    • Anti CD22 antibodies (inotuzumab ozogamicin)
    • BTK inhibitors (ibrutinib)
  • T-cell directed therapy
    • calcineurin inhibitors (cyclosporine)
    • ATG (antithymocyte globulin – rabbit and equine)
    • alemtuzumab

SHA has an Algorithm to aid decision making
(If link broken, go here → Algorithms - ​​​​​Precautions, Recommendations, and Scripts → CV-19 A0025 Immunosuppressed / Oncology - Vaccine Precautions Algorithm)

References
Last Updated

12 Apr 2021

Also see 7 - Information for all

Solid Organ Transplant Recipients
Medically stable solid organ transplant patients followed up by the Saskatchewan Transplant Program DO NOT NEED to consult their specialist prior to immunization with COVID-19 vaccines.

However, if the patient had a recent transplant (less than 1 month ago) or was recently (less than 1 month ago) treated for rejection or if the immunizer is unsure of the individual's eligibility, please ask the individual to contact the Saskatchewan Transplant Program to determine if and when they should receive the vaccine.

Hematopoietic Stem Cell Transplant (HSCT) recipients MUST speak to their cancer care team / specialist.

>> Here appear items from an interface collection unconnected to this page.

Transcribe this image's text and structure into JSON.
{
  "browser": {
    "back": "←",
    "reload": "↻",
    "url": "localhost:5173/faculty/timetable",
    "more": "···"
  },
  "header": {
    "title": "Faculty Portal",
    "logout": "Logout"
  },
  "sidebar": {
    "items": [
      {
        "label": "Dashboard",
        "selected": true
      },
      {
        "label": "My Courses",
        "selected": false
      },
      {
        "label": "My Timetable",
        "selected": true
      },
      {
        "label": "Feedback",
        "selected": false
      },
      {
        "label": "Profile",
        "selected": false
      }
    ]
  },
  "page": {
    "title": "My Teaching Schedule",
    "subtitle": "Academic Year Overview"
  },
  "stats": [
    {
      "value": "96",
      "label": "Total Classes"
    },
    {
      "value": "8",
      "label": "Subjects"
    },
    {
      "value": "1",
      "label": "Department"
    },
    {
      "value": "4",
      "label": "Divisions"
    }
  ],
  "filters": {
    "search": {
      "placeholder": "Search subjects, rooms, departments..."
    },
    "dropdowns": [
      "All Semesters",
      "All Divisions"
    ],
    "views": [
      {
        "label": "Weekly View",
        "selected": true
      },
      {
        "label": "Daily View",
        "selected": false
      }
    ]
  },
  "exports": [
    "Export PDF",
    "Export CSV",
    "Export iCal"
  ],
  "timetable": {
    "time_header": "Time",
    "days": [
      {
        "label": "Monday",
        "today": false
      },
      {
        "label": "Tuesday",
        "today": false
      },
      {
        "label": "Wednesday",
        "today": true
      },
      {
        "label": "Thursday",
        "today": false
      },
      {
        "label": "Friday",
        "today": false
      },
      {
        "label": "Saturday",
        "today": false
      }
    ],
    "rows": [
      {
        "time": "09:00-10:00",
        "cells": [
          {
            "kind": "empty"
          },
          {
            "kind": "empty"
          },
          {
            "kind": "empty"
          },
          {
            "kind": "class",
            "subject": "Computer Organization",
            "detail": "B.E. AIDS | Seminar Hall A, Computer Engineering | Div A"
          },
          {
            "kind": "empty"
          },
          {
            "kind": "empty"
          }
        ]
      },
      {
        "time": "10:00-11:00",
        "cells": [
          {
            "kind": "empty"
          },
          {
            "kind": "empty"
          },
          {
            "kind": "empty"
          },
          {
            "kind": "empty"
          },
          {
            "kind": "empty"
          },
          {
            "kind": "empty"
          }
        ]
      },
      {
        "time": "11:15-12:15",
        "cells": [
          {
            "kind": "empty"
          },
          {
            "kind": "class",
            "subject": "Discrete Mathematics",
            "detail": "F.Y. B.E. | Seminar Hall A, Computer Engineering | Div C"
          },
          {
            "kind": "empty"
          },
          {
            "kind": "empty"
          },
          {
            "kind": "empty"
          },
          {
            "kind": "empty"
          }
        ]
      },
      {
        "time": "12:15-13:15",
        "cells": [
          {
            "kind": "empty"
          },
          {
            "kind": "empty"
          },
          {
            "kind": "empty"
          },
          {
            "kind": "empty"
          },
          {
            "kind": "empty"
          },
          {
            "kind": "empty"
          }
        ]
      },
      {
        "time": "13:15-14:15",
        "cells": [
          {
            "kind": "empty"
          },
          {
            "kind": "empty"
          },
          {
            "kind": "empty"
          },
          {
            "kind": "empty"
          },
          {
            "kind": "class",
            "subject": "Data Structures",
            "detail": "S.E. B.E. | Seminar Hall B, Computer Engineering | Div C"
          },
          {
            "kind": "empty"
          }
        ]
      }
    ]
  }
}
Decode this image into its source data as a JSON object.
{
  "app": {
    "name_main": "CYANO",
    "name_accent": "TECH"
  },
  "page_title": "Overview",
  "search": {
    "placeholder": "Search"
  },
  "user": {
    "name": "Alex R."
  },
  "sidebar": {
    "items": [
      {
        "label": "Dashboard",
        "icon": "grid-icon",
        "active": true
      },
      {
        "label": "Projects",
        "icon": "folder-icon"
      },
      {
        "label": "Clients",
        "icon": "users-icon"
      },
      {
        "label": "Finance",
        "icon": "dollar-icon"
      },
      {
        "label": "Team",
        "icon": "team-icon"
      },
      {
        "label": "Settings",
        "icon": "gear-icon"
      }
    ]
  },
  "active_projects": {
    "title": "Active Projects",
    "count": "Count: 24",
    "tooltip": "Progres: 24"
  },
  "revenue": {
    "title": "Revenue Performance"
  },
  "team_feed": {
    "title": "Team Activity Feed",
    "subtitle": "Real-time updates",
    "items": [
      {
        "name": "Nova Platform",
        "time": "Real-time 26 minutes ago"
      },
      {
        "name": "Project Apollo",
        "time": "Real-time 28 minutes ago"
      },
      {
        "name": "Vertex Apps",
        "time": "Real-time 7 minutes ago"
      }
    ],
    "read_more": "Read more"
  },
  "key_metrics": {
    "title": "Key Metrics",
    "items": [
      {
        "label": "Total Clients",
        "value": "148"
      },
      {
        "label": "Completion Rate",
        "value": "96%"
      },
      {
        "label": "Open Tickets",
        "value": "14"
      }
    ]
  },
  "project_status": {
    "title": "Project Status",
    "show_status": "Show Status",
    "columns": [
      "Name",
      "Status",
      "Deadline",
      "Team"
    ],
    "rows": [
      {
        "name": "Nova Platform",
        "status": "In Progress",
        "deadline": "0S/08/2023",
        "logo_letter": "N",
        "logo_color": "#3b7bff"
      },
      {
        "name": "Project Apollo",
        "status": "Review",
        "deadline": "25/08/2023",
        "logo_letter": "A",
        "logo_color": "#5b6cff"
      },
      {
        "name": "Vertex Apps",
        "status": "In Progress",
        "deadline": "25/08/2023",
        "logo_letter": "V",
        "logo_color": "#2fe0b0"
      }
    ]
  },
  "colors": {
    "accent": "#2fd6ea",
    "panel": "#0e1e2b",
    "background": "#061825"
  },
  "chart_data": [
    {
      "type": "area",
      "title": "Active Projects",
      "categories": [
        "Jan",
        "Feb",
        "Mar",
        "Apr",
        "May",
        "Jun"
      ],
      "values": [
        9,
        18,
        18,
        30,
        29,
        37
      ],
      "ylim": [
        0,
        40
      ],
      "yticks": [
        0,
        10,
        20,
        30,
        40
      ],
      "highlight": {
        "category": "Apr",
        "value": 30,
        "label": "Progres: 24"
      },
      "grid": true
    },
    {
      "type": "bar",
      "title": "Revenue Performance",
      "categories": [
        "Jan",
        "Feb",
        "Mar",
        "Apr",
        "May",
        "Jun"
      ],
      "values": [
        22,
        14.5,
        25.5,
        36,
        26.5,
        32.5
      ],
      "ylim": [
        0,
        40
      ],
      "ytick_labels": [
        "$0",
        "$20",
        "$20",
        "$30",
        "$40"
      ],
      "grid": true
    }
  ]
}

SHA has an Algorithm to aid decision making
(If link(s) broken, go here → Algorithms - ​​​​​Precautions, Recommendations, and Scripts → CV-19 A0026 Immunocompromised - Vaccine Precautions Algorithm)

References
Last  Updated

12 Apr 2021 

Also see 7 - Information for all

Individuals living with HIV who are considered immunocompetent may be vaccinated at any time. If there is doubt regarding immunocompetency status, consult or refer to primary care provider/ specialist.

SHA has an Algorithm to aid decision making
(If link(s) broken, go here → Algorithms - ​​​​​Precautions, Recommendations, and Scripts → CV-19 A0026 Immunocompromised - Vaccine Precautions Algorithm)

Reference
  • SHA Algorithm (CV-19 A0026 Immunocompromised) 
Last Updated

12 Apr 2021

Having an increased risk of bleeding due to condition or treatment is NOT a contraindication to vaccine administration. To reduce bleeding risk:

  • Apply direct pressure (without rubbing) to the injection site for 5 minutes or longer after injection to stop the bleeding.
References
Last Updated
12 Apr 2021

Precaution is advised with the AstraZeneca/COVISHIELD (only) vaccines in individuals with a history of the following conditions: 

  • heparin-induced thrombocytopenia
  • thrombosis associated with lupus anticoagulant (thrombotic anti-phospholipid syndrome)
  • cerebral venous sinus thrombosis (CVST) with thrombocytopenia

Preferably these individuals are directed to receive an mRNA vaccine (i.e. Pfizer-BioNTech, Moderna). If mRNA vaccines are not readily accessible, individuals with a history of these conditions should be referred to their primary care provider/specialist for a risk/benefit assessment.

Reference
Last Updated

05 May 2021

Because of no data, simultaneous administration with other vaccines should be avoided to maximize benefits of COVID-19 vaccination while minimizing any risks of harm. Recommended intervals: 

  • ≥14 days after receiving another vaccine before receiving COVID-19 vaccines
  • ≥ 28 days after receiving COVID-19 vaccine before receiving other vaccines

There may be exceptions in consultation with PCP. If another vaccine(s) is administered within these time intervals, consider all vaccine doses valid.

Reference
Last Updated

08 May 2021

No part of this work may be reproduced, distributed, or transmitted in any form or by any means unless authorized by medSask. For copyright permission requests, please contact druginfo@usask.ca.
Last updated: 11 May 2021